By this point, you know not to apply to any jobs with an email address that screams, “I created this in the eighth grade!” So, you’re no longer Lovescats11@aol.com as far as your prospective employers are concerned. You also know not to show up late for the interview. And you have a firm grasp on the importance of making eye contact and delivering a solid handshake.
But did you know that there are several other things that could negatively impact the impression you make with a hiring manager? I spoke to four career coaches to get the outside-the-box scoop on the truly unprofessional things that are bound to hurt you in your job search process. Read on so you can avoid them like you avoid crowds on Black Friday.
1. You’re Desperate—and You Show It
Laura Garnett, career coach and consultant, says that nothing makes you look more unprofessional than when “you feel desperate”. This is because, as the old cliché goes, “People can spot desperation from a mile away.” Garnett knows that it can be hard to mask if you’re actually feeling this way, but, nonetheless, “you have to ensure that you are confident, know the opportunity is a good fit for your strengths, and be able to speak to why and how you are right for the role and the organization.” She encourages job seekers to “be clear on what your career vision is and how this opportunity fits into that.”
Avoid “being a yes person,” she says, encouraging job seekers to “demonstrate curiosity and interest in the organization” and not just talk about yourself nonstop. Nary an interviewer is going to be interested in you if you don’t know when to give up the floor.
2. You Hide Who You Really Are
Garnett’s advice is worth its salt, that’s for sure, and so is career strategist, Rajiv Nathan’s, whose unexpected thoughts on the subject are worth remembering. His belief is that if you hide who you really are in interviews, you’re not doing yourself any favors. Nathan explains that he “frequently advises people to stop dividing work life from home life, and acknowledge that you’re one person at the end of the day. Share who you are as a person, don’t just share the role you think the company’s trying to cast for its ‘play.’”

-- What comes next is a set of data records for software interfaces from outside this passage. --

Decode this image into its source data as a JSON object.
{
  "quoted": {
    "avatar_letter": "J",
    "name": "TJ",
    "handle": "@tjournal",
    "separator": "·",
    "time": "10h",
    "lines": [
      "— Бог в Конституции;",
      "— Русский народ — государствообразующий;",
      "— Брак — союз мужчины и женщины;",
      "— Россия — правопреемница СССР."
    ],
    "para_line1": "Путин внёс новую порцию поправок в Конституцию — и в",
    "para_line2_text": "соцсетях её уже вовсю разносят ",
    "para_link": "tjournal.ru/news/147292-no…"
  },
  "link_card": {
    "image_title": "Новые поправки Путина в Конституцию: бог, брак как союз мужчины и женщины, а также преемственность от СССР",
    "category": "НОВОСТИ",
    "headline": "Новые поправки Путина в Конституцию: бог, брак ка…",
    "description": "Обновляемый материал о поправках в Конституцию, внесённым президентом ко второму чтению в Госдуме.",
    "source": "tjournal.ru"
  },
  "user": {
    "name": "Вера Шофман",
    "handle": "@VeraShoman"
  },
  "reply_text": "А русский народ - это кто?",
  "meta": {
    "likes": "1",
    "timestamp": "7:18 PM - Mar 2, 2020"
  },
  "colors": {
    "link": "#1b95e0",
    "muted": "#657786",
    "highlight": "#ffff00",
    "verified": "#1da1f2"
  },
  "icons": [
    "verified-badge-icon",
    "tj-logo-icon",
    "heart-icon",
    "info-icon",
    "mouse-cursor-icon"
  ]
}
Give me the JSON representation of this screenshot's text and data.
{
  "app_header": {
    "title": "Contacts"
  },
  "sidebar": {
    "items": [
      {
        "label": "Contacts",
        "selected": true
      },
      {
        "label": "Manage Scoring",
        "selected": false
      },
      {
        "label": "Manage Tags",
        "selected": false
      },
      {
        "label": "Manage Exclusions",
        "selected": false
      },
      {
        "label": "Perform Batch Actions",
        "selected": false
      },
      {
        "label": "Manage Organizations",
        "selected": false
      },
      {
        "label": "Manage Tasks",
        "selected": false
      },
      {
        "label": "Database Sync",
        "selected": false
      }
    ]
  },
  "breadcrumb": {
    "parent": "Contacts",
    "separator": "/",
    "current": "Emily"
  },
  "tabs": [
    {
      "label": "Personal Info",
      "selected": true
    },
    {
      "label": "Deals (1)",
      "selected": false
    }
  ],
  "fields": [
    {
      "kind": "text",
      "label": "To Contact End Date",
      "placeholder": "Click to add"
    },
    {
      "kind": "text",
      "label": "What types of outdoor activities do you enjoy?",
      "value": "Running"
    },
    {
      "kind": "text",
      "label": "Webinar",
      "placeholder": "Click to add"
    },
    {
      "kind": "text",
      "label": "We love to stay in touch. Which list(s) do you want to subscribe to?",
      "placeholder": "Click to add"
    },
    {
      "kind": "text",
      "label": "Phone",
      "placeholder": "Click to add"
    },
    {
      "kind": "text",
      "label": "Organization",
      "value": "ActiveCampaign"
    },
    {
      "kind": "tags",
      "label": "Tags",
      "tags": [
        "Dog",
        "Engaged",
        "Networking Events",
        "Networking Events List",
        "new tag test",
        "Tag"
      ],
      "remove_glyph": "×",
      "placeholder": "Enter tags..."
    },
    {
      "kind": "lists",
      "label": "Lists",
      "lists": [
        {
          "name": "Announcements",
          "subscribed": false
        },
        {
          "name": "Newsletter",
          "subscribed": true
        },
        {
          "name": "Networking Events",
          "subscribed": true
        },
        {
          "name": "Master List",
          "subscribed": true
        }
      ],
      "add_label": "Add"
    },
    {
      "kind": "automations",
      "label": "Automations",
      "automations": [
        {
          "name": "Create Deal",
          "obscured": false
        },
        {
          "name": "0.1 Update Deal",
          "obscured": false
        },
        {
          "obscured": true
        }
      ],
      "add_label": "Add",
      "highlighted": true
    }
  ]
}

To him, that “includes sharing the weird or potentially ‘unprofessional’ things you’re interested in.” Basically, in order not to appear unscrupulous, you’ve got to delve into the so-called unprofessional. Nathan has gone there, telling “interviewers within the first three minutes” that he loves WWE pro wrestling and that he’s a rapper. This kind of information is going to set the stage for a far more interesting, memorable conversation than if you pretend to be one-dimensional.
3. You Don’t Finish Your Homework

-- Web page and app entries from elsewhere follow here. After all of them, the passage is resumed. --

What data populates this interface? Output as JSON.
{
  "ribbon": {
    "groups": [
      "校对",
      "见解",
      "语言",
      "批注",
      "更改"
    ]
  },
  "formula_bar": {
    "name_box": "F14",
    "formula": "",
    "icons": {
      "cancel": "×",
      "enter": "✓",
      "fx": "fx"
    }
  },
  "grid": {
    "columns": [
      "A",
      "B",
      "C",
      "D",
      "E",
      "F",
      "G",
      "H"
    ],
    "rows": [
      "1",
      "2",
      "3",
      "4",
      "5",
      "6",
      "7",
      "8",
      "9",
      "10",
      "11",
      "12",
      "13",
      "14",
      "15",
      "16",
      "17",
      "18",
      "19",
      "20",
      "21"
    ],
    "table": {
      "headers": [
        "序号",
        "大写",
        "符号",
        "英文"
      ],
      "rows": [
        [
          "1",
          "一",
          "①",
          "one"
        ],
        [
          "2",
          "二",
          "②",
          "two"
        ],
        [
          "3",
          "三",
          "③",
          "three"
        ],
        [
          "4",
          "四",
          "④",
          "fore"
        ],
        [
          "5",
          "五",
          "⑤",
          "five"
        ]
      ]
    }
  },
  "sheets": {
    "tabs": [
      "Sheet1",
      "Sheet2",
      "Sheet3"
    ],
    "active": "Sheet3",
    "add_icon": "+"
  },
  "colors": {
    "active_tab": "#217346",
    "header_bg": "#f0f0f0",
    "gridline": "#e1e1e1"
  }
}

You’ve probably heard about the importance of researching a company (a.k.a., homework) before going into a job interview. You want to be able to talk intelligently, so you read the mission statement, do a Google search of the founders, and have a general understanding of their past and present standing.
But, cautions Adrian J. Hopkins, a Muse career coach, this isn’t homework you can half-ass. It’s not enough to spew off a couple of “top-line company facts.” If you want the job and wish to avoid looking unprofessional in any way, shape, or form, you’re going to have to “go above and beyond a basic understanding of the company.” Let the interviewer know how you plan to grow with the company and get him thinking that he can’t “believe” he hadn’t the good fortune of meeting you sooner.
Review Google News for references to the company, paying special attention to any statements that executives make about their strategic direction. If you’re familiar with where the leadership team wants it to go, it’s easier to make a case for why they should bring you on to help them get there. If the organization is smaller and not in the headlines, review its blog and social media, and prepare a new and thorough perspective on something that you’ve read.
4. You Blow it on Social Media
Has the incredible importance of your social media presence sunk in yet? This sounds super obvious, yet status faux pas are somehow still an issue—making it the most unexpected unprofessional behavior at this point. Career expert and coach Heidi Duss can’t stress this point enough: “Everyone needs to be very aware of what they are putting out.” She goes on to explain that “Hiring managers and recruiters will Google someone and find his or her online presence.”
To drive her point home, Duss shares an anecdote of her own:
I once had a college student apply for an internship in our finance department. The hiring manager came to me and noted that he had checked out her Twitter feed and she had horrible things to say about the university she was graduating from, as well as the professors she had. Every other word was derogatory. The hiring manager said, ‘If she talks about her school/teachers this way, what is she going to say about our company when something does not go her way?’
The hiring manager had made her point, and so, apparently, had the candidate.